But it's also important to be careful while doing that clearing. While lightning strikes or other natural phenomena may cause a fire, 90 percent of the time, it's human related.
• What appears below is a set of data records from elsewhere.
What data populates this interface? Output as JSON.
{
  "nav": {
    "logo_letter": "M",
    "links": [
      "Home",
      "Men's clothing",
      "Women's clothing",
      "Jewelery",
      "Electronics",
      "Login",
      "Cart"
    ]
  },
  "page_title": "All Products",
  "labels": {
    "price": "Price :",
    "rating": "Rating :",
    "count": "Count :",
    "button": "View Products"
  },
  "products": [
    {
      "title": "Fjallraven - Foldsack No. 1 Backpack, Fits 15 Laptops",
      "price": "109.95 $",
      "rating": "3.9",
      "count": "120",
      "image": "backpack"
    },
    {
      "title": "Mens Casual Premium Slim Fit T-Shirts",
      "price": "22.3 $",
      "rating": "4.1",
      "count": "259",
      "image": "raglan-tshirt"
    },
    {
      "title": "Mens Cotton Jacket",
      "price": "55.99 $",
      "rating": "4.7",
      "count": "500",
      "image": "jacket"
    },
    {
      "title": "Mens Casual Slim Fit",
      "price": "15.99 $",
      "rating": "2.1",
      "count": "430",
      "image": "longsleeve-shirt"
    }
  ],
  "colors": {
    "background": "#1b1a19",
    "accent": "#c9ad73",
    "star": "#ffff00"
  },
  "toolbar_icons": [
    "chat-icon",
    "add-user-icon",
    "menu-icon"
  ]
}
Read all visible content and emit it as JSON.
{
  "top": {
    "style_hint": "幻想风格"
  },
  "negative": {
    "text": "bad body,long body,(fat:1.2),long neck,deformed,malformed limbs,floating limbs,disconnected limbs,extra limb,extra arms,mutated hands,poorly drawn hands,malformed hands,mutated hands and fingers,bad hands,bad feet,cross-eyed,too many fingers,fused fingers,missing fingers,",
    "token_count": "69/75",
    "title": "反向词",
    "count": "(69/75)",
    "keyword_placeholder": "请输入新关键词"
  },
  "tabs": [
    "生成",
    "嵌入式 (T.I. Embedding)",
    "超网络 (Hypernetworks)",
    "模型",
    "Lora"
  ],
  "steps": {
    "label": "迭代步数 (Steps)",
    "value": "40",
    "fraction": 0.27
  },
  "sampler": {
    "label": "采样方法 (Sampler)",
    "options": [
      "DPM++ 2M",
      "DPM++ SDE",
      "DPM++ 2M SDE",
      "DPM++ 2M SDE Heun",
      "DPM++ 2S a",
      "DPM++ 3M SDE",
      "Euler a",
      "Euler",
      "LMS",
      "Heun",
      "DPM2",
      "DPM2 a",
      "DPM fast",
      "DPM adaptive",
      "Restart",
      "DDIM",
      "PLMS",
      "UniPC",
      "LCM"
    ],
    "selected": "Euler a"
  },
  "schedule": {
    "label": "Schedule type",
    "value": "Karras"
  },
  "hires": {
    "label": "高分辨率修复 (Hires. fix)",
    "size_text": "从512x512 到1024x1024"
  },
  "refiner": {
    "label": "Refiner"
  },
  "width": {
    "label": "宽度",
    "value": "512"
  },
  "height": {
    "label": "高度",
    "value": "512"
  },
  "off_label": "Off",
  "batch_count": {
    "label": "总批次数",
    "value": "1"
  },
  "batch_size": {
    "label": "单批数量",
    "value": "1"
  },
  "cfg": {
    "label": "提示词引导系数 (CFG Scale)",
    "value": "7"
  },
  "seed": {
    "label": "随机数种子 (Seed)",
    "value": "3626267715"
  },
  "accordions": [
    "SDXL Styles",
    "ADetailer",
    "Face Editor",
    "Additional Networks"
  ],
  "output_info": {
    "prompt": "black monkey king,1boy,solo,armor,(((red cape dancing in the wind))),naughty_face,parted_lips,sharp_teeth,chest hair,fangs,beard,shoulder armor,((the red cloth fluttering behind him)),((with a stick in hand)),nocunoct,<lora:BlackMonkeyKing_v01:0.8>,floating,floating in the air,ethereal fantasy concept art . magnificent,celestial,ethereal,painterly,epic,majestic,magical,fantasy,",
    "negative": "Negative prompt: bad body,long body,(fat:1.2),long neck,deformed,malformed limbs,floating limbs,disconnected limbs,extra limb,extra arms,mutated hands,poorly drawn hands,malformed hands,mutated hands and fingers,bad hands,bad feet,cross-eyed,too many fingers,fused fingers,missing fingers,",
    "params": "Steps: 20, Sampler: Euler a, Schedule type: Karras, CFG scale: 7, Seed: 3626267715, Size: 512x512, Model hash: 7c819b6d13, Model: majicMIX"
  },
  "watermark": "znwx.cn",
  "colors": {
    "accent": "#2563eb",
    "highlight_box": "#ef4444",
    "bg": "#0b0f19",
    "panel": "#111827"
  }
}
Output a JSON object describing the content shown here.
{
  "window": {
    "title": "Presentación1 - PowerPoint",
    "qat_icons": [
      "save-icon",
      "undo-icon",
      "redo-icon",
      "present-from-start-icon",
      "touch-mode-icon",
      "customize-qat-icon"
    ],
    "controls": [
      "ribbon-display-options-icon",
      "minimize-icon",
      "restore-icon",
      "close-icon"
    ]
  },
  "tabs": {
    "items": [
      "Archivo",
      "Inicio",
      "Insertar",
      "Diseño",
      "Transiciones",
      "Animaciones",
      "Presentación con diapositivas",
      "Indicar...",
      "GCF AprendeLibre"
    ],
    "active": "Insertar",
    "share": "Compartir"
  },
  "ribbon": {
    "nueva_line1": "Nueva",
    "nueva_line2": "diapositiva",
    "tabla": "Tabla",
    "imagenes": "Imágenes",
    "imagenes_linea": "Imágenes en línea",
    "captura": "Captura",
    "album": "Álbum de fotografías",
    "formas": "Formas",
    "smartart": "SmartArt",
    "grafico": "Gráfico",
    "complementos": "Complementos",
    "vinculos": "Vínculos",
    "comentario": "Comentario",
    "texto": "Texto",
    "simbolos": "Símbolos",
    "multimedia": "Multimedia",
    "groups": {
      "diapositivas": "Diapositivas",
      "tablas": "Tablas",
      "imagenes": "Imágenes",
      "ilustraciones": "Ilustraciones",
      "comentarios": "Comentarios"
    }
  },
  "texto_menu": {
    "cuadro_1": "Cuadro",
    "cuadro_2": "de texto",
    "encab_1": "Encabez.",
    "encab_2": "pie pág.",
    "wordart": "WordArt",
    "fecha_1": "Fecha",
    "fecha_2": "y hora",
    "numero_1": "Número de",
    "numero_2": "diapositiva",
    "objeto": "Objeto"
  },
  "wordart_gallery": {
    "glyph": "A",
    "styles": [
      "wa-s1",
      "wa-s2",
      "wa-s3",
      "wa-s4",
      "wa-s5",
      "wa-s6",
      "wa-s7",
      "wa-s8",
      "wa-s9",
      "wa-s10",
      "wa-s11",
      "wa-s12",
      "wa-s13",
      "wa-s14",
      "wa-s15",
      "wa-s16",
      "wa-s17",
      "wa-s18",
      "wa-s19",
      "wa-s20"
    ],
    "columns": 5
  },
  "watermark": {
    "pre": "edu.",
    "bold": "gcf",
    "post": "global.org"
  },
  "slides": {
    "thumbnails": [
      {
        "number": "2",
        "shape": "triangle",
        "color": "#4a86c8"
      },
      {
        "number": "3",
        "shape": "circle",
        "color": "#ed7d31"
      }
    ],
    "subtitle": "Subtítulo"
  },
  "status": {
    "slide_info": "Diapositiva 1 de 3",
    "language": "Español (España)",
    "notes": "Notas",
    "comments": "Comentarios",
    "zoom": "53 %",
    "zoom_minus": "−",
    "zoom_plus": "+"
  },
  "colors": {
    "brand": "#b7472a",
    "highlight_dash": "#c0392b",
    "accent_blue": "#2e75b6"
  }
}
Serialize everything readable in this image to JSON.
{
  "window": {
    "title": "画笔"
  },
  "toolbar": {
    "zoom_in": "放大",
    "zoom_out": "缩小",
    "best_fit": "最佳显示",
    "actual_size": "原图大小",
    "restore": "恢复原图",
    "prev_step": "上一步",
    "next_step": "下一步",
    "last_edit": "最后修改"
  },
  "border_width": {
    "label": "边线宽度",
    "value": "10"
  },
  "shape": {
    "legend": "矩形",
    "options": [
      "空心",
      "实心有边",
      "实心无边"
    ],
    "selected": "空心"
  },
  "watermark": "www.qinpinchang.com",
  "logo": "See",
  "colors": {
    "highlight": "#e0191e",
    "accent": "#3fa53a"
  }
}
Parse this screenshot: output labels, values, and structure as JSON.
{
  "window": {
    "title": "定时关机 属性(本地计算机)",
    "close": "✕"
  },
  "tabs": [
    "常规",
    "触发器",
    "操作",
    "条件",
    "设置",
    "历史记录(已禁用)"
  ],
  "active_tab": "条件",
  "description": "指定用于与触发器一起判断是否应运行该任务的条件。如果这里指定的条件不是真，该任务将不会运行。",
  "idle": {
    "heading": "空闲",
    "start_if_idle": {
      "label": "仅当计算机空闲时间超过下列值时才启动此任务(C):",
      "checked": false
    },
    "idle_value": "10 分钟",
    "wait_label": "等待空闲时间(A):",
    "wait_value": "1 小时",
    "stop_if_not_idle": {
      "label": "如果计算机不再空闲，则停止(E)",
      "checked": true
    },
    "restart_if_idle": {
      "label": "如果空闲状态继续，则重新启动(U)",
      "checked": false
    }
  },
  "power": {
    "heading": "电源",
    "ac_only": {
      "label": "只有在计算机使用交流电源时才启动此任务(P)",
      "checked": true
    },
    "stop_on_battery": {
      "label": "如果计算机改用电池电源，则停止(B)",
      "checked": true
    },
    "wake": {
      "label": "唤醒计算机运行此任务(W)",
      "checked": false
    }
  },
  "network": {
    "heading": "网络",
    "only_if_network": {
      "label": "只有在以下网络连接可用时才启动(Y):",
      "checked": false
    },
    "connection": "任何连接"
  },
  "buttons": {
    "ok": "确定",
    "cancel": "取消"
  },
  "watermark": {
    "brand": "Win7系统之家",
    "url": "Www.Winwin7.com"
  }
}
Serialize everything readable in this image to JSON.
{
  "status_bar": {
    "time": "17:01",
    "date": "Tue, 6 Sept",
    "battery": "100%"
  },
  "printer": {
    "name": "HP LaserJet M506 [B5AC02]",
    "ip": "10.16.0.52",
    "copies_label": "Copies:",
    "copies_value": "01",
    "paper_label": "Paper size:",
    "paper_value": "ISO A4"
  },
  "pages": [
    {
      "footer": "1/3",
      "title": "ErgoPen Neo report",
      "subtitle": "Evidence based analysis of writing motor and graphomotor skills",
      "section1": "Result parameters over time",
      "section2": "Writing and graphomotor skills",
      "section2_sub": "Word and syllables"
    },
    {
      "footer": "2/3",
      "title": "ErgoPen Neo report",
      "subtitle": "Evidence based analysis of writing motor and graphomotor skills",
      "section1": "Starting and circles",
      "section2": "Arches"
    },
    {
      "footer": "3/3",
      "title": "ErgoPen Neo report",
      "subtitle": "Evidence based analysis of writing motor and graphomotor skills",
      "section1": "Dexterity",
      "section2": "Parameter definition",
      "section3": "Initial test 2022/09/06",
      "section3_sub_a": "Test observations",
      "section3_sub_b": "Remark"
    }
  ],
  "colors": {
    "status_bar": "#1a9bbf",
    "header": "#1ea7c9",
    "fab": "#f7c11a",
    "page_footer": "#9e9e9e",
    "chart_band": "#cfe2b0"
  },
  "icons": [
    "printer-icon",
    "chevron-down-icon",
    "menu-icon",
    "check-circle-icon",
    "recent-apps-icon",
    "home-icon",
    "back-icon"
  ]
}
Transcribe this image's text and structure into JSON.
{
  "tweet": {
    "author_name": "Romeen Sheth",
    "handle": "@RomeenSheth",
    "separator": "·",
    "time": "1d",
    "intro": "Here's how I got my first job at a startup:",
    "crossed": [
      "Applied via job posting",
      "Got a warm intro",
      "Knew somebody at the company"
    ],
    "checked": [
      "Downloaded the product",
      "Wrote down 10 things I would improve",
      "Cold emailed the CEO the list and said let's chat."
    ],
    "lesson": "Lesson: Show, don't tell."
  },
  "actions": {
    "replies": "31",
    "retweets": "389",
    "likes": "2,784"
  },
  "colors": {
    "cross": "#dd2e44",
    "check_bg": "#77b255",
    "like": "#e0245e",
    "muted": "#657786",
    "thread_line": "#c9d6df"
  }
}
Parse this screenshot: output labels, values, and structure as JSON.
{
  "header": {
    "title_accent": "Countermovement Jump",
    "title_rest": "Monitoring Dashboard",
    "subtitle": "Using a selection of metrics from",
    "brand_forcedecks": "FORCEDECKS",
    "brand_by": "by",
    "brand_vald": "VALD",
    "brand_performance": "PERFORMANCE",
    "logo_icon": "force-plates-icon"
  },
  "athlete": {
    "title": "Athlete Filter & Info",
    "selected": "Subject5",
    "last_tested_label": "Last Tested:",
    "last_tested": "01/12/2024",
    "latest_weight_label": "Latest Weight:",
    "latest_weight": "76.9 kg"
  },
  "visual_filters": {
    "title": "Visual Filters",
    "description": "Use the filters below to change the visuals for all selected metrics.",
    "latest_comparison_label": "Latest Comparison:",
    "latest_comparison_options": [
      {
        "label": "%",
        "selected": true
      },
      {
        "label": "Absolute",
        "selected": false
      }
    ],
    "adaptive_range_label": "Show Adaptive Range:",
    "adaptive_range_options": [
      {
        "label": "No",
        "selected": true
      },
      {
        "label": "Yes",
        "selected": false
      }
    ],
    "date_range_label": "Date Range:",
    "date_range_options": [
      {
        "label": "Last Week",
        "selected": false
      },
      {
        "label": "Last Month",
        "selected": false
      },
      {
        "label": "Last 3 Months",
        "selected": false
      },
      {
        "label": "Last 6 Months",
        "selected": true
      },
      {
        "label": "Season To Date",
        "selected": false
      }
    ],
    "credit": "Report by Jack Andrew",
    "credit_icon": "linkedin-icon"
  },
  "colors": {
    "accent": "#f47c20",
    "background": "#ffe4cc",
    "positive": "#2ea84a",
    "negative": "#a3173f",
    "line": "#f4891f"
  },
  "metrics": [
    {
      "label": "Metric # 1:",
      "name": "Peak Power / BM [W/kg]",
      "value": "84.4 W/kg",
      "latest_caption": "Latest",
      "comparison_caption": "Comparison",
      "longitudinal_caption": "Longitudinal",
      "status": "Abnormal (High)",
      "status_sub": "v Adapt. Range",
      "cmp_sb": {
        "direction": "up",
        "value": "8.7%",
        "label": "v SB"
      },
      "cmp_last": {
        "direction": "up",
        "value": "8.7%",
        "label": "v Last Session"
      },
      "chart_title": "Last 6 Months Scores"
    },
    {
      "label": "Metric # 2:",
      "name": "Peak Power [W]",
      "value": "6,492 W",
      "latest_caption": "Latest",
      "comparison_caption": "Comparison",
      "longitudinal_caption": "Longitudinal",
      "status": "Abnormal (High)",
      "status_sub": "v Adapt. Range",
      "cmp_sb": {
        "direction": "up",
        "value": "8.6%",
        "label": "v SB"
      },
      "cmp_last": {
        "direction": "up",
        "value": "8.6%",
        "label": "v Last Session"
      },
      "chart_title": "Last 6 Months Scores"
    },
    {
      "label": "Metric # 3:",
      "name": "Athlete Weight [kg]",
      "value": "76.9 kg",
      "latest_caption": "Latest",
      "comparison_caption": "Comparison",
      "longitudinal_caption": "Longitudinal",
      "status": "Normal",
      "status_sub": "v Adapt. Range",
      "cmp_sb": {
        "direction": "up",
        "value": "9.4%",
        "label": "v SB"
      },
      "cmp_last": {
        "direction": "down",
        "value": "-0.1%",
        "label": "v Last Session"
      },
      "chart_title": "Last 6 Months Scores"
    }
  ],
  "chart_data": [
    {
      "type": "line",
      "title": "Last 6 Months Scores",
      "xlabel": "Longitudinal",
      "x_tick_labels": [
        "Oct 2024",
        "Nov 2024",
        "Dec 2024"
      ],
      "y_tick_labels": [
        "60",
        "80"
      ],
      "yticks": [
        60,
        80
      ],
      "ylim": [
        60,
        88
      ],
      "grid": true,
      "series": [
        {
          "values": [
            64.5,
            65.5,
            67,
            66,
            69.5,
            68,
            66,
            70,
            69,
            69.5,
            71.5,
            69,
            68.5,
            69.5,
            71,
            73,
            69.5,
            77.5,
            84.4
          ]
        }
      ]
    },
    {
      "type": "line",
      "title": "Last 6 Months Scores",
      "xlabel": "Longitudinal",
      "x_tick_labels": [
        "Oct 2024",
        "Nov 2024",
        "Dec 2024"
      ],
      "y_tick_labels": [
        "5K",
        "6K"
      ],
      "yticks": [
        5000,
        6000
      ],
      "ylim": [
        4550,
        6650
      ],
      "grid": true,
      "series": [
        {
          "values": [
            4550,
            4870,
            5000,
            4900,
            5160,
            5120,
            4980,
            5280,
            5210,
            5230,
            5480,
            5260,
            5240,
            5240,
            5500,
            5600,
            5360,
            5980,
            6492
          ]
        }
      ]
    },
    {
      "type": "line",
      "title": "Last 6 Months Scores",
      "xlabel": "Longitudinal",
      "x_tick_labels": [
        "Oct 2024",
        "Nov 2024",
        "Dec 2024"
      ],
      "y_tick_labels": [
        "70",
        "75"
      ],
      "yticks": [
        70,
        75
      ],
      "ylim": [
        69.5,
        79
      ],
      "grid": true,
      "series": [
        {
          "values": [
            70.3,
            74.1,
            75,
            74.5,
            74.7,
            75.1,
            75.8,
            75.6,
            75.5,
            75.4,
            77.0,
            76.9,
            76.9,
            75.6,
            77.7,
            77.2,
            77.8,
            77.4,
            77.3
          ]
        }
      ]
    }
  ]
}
California and federal agencies have combined to warn of the many ways a well-intentioned brush clearing under the wrong conditions could spark a large fire on a website promoting the One Less Spark, One Less Wildfire campaign.
After all, according to the federal grand jury indictment, all it took was one fire by a hunter in the forest under the right conditions to cause the third-largest wildfire in California history.
Rim Fire News Compilation
- UPDATED: Governor Declares State Of Emergency For Rim Fire
- Smokey The Bear Facing Retirement As Forest Service Considers Letting Fires Burn
- Rim Fire Burns 125,000 Acres, Crosses Yosemite National Park Boundary
- Yosemite Smoke Fuels Red Air Quality Alert In Reno
- Rim Fire: What Goes Into Fire Retardant Used In Wildfire Air Drops?
- Rim Fire Causing Detours To Yosemite National Park, Not Deterring Visitors
- Governor Declares State Of Emergency For San Francisco Because Of Rim Fire
- Yosemite Takes Steps To Protect Sequoias From Fire
- Yosemite Fire Brings SF Utility Emergency
- Some Residents Forced To Evacuate As Rim Fire Grows
- Rim Fire Near Yosemite 'Poses Every Challenge There Can Be'
- Rim Fire Near Yosemite Larger Than Chicago, Threatening 4,500 Homes
- Rim Fire Hitting Small Businesses Hard Ahead Of Labor Day Weekend
- S.F. Authorities Filling Up Reservoirs With Water Before Rim Fire Ash Taints Supplies
- Rim Fire Grows To Almost 150,000 Acres; 15% Contained
- UC Davis Researcher Believes Future Sierra Fires Will Be Much Worse
- Firefighters Gain Ground As Rim Fire Grows Past 160,000 Acres, 20% Contained
- Rim Fire Now 7th Largest Fire On Record In Calif.
- Rim Fire Near Yosemite Threatens Local Economies
- Ecologists Say Fire Suppression Efforts Left Century's Worth Of Fuel For Rim Fire
- Rim Fire Shuttering Tuolumne County Schools Through Labor Day
- Rim Fire Causing Asthma Flareups Hundreds Of Miles Away From Blaze
- Rim Fire Grows To 192,373 Acres; 30% Contained
- Shelter, Humane Society Taking In Animal Evacuees From Rim Fire
- Rim Fire Puts Labor Day Weekend Tourist Plans In Quandary
- Rim Fire Smoke Impacting Opening Of High-School Football Seasons
- Certain Evacuation Advisories Lifted For Areas Near Rim Fire
- Holiday Trips On Hold Because Of Rim Fire
- Firefighters Make Major Gains On Rim Fire Overnight
- U.S. Forest Service: Rim Fire Marijuana Link Just Rumors At This Point
- Main Road Into Yosemite Reopens As Firefighting Continues On Rim Fire
- Federal Teams Headed To Rim Fire To Assess Damage
- Businesses Along Highway 120 Relieved To Have Road Closure Lifted
- House-Backed Rim Fire Logging Bill Likely Going Nowhere In Senate
- Heavy Rains Bring Mudslide Worries To Region Scarred By Rim Fire